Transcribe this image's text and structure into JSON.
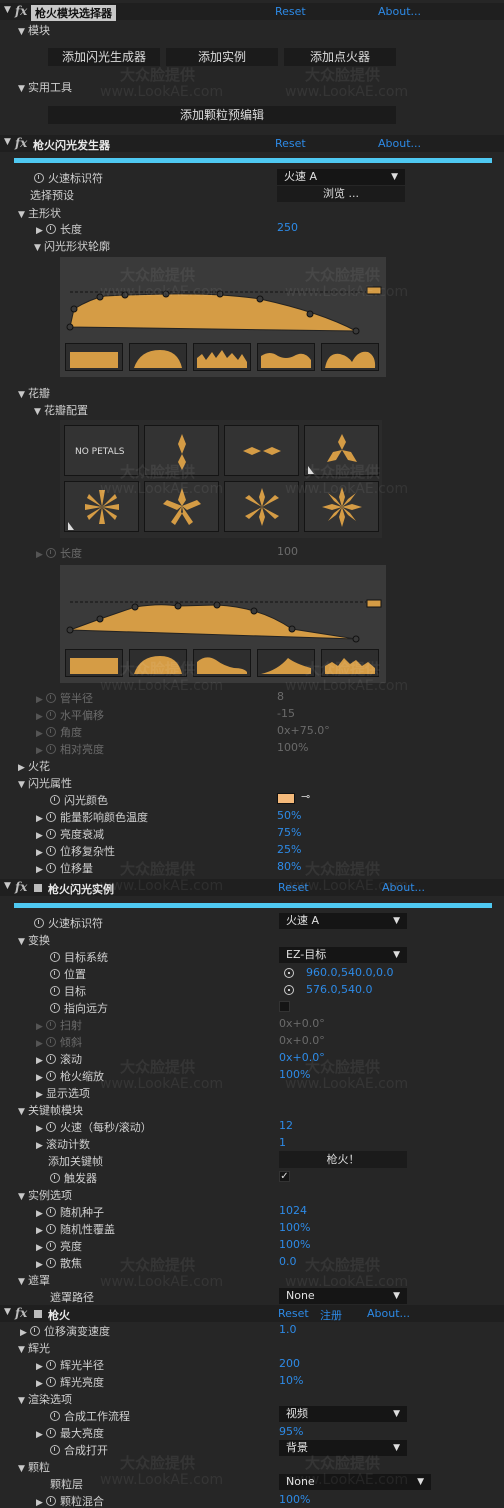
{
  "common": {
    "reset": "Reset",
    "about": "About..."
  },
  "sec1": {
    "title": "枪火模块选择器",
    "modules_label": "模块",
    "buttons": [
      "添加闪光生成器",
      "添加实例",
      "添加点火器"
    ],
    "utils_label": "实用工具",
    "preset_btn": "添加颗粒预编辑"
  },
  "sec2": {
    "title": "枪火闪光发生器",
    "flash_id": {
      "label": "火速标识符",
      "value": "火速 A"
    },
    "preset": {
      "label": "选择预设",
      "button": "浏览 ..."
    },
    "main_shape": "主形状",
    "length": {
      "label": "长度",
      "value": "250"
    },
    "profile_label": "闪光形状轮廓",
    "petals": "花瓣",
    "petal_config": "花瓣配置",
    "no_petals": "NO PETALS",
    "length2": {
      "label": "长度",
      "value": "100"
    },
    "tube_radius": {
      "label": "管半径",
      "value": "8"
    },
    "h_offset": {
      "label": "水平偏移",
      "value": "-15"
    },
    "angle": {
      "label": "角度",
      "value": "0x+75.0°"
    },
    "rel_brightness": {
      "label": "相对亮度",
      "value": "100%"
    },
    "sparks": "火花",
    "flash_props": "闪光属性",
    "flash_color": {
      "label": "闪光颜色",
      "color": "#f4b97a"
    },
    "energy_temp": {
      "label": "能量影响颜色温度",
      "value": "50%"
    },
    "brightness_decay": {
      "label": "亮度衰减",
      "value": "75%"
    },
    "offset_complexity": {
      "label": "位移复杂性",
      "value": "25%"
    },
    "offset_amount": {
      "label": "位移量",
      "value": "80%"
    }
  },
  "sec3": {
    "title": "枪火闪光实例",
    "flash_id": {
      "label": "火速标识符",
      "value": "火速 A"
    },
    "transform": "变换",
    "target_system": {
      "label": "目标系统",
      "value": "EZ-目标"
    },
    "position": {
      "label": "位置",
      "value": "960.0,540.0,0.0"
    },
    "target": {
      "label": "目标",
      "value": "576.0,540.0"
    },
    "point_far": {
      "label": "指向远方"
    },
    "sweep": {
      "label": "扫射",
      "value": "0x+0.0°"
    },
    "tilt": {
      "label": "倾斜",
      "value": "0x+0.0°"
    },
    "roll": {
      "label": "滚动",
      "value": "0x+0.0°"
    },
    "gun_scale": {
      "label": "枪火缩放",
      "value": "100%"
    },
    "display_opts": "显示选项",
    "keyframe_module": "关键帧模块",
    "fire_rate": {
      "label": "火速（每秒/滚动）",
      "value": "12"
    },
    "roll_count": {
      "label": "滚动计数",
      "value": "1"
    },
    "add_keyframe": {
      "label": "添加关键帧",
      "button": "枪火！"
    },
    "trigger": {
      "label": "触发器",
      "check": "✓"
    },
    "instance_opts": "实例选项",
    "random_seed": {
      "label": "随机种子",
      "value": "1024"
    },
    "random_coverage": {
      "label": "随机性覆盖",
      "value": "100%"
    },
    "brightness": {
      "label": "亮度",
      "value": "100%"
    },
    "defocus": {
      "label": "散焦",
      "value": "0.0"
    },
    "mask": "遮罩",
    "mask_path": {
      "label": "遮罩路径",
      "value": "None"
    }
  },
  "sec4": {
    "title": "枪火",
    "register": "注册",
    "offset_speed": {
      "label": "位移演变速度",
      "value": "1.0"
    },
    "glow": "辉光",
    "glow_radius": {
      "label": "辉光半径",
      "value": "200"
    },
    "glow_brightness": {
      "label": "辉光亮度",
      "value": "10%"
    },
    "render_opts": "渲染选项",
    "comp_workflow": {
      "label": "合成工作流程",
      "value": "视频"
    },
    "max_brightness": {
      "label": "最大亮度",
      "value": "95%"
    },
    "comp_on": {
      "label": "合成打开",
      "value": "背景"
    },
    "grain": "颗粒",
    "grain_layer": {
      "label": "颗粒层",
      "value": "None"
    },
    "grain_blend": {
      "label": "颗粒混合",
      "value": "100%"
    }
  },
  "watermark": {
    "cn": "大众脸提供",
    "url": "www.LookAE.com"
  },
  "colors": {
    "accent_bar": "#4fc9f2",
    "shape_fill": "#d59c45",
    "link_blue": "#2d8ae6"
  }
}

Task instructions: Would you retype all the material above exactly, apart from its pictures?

Task answer:
Transcribe this image's text and structure into JSON.
{
  "common": {
    "reset": "Reset",
    "about": "About..."
  },
  "sec1": {
    "title": "枪火模块选择器",
    "modules_label": "模块",
    "buttons": [
      "添加闪光生成器",
      "添加实例",
      "添加点火器"
    ],
    "utils_label": "实用工具",
    "preset_btn": "添加颗粒预编辑"
  },
  "sec2": {
    "title": "枪火闪光发生器",
    "flash_id": {
      "label": "火速标识符",
      "value": "火速 A"
    },
    "preset": {
      "label": "选择预设",
      "button": "浏览 ..."
    },
    "main_shape": "主形状",
    "length": {
      "label": "长度",
      "value": "250"
    },
    "profile_label": "闪光形状轮廓",
    "petals": "花瓣",
    "petal_config": "花瓣配置",
    "no_petals": "NO PETALS",
    "length2": {
      "label": "长度",
      "value": "100"
    },
    "tube_radius": {
      "label": "管半径",
      "value": "8"
    },
    "h_offset": {
      "label": "水平偏移",
      "value": "-15"
    },
    "angle": {
      "label": "角度",
      "value": "0x+75.0°"
    },
    "rel_brightness": {
      "label": "相对亮度",
      "value": "100%"
    },
    "sparks": "火花",
    "flash_props": "闪光属性",
    "flash_color": {
      "label": "闪光颜色",
      "color": "#f4b97a"
    },
    "energy_temp": {
      "label": "能量影响颜色温度",
      "value": "50%"
    },
    "brightness_decay": {
      "label": "亮度衰减",
      "value": "75%"
    },
    "offset_complexity": {
      "label": "位移复杂性",
      "value": "25%"
    },
    "offset_amount": {
      "label": "位移量",
      "value": "80%"
    }
  },
  "sec3": {
    "title": "枪火闪光实例",
    "flash_id": {
      "label": "火速标识符",
      "value": "火速 A"
    },
    "transform": "变换",
    "target_system": {
      "label": "目标系统",
      "value": "EZ-目标"
    },
    "position": {
      "label": "位置",
      "value": "960.0,540.0,0.0"
    },
    "target": {
      "label": "目标",
      "value": "576.0,540.0"
    },
    "point_far": {
      "label": "指向远方"
    },
    "sweep": {
      "label": "扫射",
      "value": "0x+0.0°"
    },
    "tilt": {
      "label": "倾斜",
      "value": "0x+0.0°"
    },
    "roll": {
      "label": "滚动",
      "value": "0x+0.0°"
    },
    "gun_scale": {
      "label": "枪火缩放",
      "value": "100%"
    },
    "display_opts": "显示选项",
    "keyframe_module": "关键帧模块",
    "fire_rate": {
      "label": "火速（每秒/滚动）",
      "value": "12"
    },
    "roll_count": {
      "label": "滚动计数",
      "value": "1"
    },
    "add_keyframe": {
      "label": "添加关键帧",
      "button": "枪火！"
    },
    "trigger": {
      "label": "触发器",
      "check": "✓"
    },
    "instance_opts": "实例选项",
    "random_seed": {
      "label": "随机种子",
      "value": "1024"
    },
    "random_coverage": {
      "label": "随机性覆盖",
      "value": "100%"
    },
    "brightness": {
      "label": "亮度",
      "value": "100%"
    },
    "defocus": {
      "label": "散焦",
      "value": "0.0"
    },
    "mask": "遮罩",
    "mask_path": {
      "label": "遮罩路径",
      "value": "None"
    }
  },
  "sec4": {
    "title": "枪火",
    "register": "注册",
    "offset_speed": {
      "label": "位移演变速度",
      "value": "1.0"
    },
    "glow": "辉光",
    "glow_radius": {
      "label": "辉光半径",
      "value": "200"
    },
    "glow_brightness": {
      "label": "辉光亮度",
      "value": "10%"
    },
    "render_opts": "渲染选项",
    "comp_workflow": {
      "label": "合成工作流程",
      "value": "视频"
    },
    "max_brightness": {
      "label": "最大亮度",
      "value": "95%"
    },
    "comp_on": {
      "label": "合成打开",
      "value": "背景"
    },
    "grain": "颗粒",
    "grain_layer": {
      "label": "颗粒层",
      "value": "None"
    },
    "grain_blend": {
      "label": "颗粒混合",
      "value": "100%"
    }
  },
  "watermark": {
    "cn": "大众脸提供",
    "url": "www.LookAE.com"
  },
  "colors": {
    "accent_bar": "#4fc9f2",
    "shape_fill": "#d59c45",
    "link_blue": "#2d8ae6"
  }
}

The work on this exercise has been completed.